**WORK ITEM**
Repeat the records exactly. Every line must match.

**SUPPLIED MATERIAL**
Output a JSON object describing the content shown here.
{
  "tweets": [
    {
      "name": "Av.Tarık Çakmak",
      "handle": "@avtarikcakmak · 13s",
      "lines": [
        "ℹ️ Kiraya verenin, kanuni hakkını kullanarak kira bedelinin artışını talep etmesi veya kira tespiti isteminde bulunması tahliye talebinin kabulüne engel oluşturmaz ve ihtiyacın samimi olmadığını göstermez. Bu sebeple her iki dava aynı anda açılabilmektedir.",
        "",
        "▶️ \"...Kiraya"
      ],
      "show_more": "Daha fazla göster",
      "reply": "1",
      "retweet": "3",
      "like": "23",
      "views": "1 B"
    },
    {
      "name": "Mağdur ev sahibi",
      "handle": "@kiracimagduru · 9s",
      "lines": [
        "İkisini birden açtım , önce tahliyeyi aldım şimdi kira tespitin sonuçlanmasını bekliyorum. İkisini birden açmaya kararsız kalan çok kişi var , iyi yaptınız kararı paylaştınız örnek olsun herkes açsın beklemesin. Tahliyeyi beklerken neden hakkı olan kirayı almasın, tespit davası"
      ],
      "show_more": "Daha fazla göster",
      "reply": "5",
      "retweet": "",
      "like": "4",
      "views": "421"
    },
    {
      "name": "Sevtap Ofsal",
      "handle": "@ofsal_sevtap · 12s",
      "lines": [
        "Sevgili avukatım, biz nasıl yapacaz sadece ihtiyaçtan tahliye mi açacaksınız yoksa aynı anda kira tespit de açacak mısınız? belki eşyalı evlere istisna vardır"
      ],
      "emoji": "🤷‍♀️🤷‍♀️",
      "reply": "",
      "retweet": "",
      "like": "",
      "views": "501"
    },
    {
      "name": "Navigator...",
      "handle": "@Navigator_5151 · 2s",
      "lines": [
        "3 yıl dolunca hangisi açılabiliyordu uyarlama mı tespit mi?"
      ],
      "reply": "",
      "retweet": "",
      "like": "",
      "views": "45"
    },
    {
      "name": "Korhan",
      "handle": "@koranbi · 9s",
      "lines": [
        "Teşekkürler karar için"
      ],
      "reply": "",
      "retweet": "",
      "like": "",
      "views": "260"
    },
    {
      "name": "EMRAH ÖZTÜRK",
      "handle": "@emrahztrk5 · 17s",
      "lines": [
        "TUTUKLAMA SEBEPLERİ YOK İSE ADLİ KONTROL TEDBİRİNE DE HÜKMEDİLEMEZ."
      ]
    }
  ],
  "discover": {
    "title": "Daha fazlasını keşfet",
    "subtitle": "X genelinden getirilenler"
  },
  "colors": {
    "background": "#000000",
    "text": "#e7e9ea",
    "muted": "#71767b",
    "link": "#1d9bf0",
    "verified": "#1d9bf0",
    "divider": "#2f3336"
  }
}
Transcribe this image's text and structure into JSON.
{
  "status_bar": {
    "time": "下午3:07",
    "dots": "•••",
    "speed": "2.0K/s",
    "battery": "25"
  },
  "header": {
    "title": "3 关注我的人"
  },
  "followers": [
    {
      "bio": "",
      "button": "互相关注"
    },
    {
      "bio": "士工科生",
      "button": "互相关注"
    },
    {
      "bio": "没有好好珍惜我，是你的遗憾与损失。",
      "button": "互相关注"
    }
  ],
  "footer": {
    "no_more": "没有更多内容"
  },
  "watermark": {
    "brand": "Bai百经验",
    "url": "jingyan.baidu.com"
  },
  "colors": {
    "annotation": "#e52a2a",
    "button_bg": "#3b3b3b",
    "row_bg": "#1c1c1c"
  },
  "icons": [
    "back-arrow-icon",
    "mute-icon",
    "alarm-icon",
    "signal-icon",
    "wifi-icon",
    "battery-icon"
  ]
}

**ANSWER BOX**
Output a JSON object describing the content shown here.
{
  "tweets": [
    {
      "name": "Av.Tarık Çakmak",
      "handle": "@avtarikcakmak · 13s",
      "lines": [
        "ℹ️ Kiraya verenin, kanuni hakkını kullanarak kira bedelinin artışını talep etmesi veya kira tespiti isteminde bulunması tahliye talebinin kabulüne engel oluşturmaz ve ihtiyacın samimi olmadığını göstermez. Bu sebeple her iki dava aynı anda açılabilmektedir.",
        "",
        "▶️ \"...Kiraya"
      ],
      "show_more": "Daha fazla göster",
      "reply": "1",
      "retweet": "3",
      "like": "23",
      "views": "1 B"
    },
    {
      "name": "Mağdur ev sahibi",
      "handle": "@kiracimagduru · 9s",
      "lines": [
        "İkisini birden açtım , önce tahliyeyi aldım şimdi kira tespitin sonuçlanmasını bekliyorum. İkisini birden açmaya kararsız kalan çok kişi var , iyi yaptınız kararı paylaştınız örnek olsun herkes açsın beklemesin. Tahliyeyi beklerken neden hakkı olan kirayı almasın, tespit davası"
      ],
      "show_more": "Daha fazla göster",
      "reply": "5",
      "retweet": "",
      "like": "4",
      "views": "421"
    },
    {
      "name": "Sevtap Ofsal",
      "handle": "@ofsal_sevtap · 12s",
      "lines": [
        "Sevgili avukatım, biz nasıl yapacaz sadece ihtiyaçtan tahliye mi açacaksınız yoksa aynı anda kira tespit de açacak mısınız? belki eşyalı evlere istisna vardır"
      ],
      "emoji": "🤷‍♀️🤷‍♀️",
      "reply": "",
      "retweet": "",
      "like": "",
      "views": "501"
    },
    {
      "name": "Navigator...",
      "handle": "@Navigator_5151 · 2s",
      "lines": [
        "3 yıl dolunca hangisi açılabiliyordu uyarlama mı tespit mi?"
      ],
      "reply": "",
      "retweet": "",
      "like": "",
      "views": "45"
    },
    {
      "name": "Korhan",
      "handle": "@koranbi · 9s",
      "lines": [
        "Teşekkürler karar için"
      ],
      "reply": "",
      "retweet": "",
      "like": "",
      "views": "260"
    },
    {
      "name": "EMRAH ÖZTÜRK",
      "handle": "@emrahztrk5 · 17s",
      "lines": [
        "TUTUKLAMA SEBEPLERİ YOK İSE ADLİ KONTROL TEDBİRİNE DE HÜKMEDİLEMEZ."
      ]
    }
  ],
  "discover": {
    "title": "Daha fazlasını keşfet",
    "subtitle": "X genelinden getirilenler"
  },
  "colors": {
    "background": "#000000",
    "text": "#e7e9ea",
    "muted": "#71767b",
    "link": "#1d9bf0",
    "verified": "#1d9bf0",
    "divider": "#2f3336"
  }
}
Transcribe this image's text and structure into JSON.
{
  "status_bar": {
    "time": "下午3:07",
    "dots": "•••",
    "speed": "2.0K/s",
    "battery": "25"
  },
  "header": {
    "title": "3 关注我的人"
  },
  "followers": [
    {
      "bio": "",
      "button": "互相关注"
    },
    {
      "bio": "士工科生",
      "button": "互相关注"
    },
    {
      "bio": "没有好好珍惜我，是你的遗憾与损失。",
      "button": "互相关注"
    }
  ],
  "footer": {
    "no_more": "没有更多内容"
  },
  "watermark": {
    "brand": "Bai百经验",
    "url": "jingyan.baidu.com"
  },
  "colors": {
    "annotation": "#e52a2a",
    "button_bg": "#3b3b3b",
    "row_bg": "#1c1c1c"
  },
  "icons": [
    "back-arrow-icon",
    "mute-icon",
    "alarm-icon",
    "signal-icon",
    "wifi-icon",
    "battery-icon"
  ]
}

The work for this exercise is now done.